Description of the task | I'd like every line from the material below that has "JSON" in it.

◆ ◆ ◆ ◆

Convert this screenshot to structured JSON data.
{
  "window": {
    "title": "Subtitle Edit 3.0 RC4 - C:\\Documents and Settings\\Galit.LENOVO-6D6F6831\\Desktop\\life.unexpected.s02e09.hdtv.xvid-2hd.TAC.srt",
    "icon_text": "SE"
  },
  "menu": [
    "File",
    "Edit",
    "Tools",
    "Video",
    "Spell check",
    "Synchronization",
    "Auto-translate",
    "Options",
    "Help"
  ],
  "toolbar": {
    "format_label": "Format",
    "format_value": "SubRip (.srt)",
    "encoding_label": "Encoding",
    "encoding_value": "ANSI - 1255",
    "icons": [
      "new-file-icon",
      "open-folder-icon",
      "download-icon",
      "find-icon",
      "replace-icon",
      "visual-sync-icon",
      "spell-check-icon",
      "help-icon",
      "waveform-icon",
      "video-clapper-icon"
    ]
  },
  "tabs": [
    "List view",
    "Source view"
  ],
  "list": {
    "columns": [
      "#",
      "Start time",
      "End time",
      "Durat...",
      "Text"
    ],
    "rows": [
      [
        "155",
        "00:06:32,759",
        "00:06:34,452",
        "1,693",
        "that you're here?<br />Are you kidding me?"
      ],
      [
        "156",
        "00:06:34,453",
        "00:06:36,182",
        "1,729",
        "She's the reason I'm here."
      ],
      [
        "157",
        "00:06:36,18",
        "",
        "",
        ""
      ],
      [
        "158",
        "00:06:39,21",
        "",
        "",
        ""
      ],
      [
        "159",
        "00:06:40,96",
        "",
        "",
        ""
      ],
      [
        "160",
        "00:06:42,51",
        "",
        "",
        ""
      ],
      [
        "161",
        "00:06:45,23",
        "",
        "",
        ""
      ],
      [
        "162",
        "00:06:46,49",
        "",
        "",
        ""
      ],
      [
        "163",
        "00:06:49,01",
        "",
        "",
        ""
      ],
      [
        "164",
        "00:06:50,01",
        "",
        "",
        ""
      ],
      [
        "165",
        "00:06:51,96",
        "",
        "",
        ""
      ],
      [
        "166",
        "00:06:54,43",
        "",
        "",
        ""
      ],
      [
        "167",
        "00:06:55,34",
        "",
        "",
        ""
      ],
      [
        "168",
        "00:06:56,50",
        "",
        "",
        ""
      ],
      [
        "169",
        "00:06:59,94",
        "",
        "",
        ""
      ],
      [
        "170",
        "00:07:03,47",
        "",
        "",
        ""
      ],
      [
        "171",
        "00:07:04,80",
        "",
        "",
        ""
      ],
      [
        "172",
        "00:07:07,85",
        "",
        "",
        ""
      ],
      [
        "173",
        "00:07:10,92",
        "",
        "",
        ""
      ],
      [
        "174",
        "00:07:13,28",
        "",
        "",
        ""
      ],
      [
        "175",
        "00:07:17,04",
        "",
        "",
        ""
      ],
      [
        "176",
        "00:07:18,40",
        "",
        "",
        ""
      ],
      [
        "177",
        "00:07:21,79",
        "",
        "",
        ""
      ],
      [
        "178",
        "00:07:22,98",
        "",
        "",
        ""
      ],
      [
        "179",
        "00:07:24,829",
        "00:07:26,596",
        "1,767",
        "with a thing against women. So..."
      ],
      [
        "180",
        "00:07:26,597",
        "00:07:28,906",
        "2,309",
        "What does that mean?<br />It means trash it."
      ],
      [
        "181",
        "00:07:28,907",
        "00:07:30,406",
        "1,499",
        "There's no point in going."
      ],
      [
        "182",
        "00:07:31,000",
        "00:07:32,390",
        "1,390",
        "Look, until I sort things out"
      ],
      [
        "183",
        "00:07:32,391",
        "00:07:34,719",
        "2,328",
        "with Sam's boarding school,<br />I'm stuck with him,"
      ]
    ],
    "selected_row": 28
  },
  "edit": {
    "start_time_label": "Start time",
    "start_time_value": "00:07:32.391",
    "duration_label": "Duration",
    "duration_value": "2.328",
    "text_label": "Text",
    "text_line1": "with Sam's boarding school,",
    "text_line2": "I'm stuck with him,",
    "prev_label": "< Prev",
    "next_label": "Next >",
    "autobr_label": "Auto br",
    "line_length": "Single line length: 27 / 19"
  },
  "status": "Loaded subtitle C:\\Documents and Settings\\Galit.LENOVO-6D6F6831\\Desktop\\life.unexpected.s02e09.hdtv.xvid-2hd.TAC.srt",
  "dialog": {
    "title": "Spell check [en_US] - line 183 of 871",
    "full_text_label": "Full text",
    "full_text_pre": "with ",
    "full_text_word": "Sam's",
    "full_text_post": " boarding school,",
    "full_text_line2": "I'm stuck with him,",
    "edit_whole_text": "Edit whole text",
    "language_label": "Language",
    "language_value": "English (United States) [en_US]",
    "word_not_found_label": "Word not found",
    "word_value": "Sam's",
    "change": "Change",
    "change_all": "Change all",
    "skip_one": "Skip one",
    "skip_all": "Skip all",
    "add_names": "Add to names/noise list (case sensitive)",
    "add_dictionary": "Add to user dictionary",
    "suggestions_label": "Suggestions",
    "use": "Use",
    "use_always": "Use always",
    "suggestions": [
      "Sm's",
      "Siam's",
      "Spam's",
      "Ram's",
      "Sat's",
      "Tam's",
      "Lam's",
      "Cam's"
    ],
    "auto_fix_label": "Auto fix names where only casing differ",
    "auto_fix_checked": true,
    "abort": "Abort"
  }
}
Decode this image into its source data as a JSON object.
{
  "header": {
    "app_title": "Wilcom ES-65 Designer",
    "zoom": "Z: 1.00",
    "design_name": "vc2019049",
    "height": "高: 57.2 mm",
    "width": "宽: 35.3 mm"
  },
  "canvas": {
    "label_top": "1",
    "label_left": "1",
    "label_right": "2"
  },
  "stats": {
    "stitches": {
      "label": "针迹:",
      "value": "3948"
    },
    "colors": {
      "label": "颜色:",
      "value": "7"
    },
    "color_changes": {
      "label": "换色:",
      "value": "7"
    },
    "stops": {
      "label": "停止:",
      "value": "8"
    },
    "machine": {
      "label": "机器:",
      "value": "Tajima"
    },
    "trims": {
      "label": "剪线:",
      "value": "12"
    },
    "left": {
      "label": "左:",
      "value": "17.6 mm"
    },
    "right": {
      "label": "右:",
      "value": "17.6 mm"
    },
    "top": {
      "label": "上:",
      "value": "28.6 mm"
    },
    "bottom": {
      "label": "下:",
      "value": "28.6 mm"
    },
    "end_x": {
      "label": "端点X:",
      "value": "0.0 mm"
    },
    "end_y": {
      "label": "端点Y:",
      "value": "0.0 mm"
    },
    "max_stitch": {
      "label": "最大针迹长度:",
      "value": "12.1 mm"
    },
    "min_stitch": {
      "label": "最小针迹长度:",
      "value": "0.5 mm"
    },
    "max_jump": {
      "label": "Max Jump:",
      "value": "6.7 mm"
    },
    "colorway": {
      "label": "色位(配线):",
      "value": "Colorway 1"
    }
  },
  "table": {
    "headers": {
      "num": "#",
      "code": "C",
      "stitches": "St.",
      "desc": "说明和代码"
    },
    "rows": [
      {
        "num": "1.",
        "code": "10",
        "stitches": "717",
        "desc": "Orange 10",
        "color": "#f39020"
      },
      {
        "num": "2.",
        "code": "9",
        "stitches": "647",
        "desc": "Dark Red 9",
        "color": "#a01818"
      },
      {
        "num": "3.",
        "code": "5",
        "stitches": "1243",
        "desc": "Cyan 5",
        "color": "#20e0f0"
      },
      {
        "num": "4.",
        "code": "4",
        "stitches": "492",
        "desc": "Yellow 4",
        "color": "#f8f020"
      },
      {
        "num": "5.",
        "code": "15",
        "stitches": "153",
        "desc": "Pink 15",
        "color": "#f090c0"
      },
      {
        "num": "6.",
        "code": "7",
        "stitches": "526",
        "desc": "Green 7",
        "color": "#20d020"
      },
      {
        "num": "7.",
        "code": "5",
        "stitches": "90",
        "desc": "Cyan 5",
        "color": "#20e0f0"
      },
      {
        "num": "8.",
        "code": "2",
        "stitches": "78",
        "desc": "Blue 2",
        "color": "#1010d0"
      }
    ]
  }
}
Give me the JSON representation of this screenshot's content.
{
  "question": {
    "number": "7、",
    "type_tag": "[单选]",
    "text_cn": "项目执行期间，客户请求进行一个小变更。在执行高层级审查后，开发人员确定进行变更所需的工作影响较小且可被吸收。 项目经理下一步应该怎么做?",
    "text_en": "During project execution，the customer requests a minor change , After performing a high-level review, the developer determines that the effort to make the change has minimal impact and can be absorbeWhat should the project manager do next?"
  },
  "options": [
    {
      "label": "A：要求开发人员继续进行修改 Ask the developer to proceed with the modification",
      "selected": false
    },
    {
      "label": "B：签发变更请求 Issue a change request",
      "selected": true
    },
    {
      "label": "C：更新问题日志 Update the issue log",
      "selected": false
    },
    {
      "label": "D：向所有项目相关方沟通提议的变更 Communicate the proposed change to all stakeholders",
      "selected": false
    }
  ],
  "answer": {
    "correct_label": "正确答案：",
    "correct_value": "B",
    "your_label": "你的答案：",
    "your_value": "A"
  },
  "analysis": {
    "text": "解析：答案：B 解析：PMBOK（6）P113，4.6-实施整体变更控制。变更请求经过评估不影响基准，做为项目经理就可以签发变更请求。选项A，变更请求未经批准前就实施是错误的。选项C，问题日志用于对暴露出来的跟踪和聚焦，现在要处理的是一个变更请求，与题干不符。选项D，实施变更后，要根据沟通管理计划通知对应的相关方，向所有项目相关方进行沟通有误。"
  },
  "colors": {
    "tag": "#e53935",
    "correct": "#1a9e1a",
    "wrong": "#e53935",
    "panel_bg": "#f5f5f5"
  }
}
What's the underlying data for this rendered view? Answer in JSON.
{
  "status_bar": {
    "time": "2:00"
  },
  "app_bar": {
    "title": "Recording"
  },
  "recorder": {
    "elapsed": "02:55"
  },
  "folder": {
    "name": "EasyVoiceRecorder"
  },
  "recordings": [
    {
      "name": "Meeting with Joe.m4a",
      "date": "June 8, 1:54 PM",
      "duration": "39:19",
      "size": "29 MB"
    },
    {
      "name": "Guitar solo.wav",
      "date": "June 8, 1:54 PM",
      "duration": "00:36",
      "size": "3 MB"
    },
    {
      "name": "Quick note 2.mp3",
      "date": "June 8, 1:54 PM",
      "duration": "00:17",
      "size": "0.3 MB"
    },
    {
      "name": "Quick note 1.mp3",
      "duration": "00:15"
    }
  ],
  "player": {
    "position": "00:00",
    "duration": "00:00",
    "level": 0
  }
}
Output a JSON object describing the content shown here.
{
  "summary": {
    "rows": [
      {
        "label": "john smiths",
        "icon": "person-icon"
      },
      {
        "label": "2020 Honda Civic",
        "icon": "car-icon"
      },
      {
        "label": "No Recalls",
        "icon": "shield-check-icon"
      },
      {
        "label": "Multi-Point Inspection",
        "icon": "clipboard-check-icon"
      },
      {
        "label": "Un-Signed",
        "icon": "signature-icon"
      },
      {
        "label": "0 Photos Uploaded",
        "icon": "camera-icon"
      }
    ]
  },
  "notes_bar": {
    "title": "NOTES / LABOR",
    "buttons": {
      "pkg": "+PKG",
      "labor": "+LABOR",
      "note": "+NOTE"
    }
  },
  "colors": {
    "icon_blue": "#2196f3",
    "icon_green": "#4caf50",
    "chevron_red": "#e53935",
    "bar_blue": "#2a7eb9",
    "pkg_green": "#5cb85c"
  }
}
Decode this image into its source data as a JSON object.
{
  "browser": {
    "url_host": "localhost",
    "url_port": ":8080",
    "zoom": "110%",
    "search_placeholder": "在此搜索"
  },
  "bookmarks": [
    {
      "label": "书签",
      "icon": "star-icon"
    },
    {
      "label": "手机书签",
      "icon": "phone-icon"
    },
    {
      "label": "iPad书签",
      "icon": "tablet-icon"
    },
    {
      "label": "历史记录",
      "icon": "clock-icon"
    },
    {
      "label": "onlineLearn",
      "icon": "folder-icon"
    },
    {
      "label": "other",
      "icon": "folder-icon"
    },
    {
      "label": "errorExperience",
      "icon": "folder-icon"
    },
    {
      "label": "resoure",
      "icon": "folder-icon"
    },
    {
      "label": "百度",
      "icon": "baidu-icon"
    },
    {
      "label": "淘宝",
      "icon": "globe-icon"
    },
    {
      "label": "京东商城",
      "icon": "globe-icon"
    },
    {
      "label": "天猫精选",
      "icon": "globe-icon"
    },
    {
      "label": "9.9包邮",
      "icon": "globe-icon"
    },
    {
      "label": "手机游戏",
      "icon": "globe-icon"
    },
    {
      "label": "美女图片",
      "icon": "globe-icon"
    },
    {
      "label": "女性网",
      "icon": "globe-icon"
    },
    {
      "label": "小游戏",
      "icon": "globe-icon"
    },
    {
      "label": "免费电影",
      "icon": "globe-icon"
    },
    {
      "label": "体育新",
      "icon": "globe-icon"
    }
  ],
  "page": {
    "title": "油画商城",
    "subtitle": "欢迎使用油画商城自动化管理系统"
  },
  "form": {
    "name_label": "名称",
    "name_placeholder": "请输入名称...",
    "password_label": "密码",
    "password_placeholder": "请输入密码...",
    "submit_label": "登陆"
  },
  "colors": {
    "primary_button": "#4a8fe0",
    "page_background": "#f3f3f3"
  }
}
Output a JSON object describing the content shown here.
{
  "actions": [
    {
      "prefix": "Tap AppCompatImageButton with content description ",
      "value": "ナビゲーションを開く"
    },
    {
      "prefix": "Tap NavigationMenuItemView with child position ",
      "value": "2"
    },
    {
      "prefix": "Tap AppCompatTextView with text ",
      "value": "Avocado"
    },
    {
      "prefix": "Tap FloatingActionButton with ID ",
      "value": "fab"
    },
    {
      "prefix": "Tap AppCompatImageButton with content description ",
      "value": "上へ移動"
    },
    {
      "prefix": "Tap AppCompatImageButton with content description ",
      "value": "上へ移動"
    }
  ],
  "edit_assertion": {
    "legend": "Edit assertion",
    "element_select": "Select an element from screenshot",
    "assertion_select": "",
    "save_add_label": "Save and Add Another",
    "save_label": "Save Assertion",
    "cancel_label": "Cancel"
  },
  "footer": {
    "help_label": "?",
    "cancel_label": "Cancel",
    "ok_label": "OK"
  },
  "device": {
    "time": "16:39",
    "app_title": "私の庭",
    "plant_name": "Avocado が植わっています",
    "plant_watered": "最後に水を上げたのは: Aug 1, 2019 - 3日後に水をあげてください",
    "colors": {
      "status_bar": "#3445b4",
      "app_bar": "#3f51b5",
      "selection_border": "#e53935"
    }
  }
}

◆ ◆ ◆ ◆

Answer to this exercise |
Convert this screenshot to structured JSON data.
Decode this image into its source data as a JSON object.
Give me the JSON representation of this screenshot's content.
What's the underlying data for this rendered view? Answer in JSON.
Output a JSON object describing the content shown here.
Decode this image into its source data as a JSON object.
Output a JSON object describing the content shown here.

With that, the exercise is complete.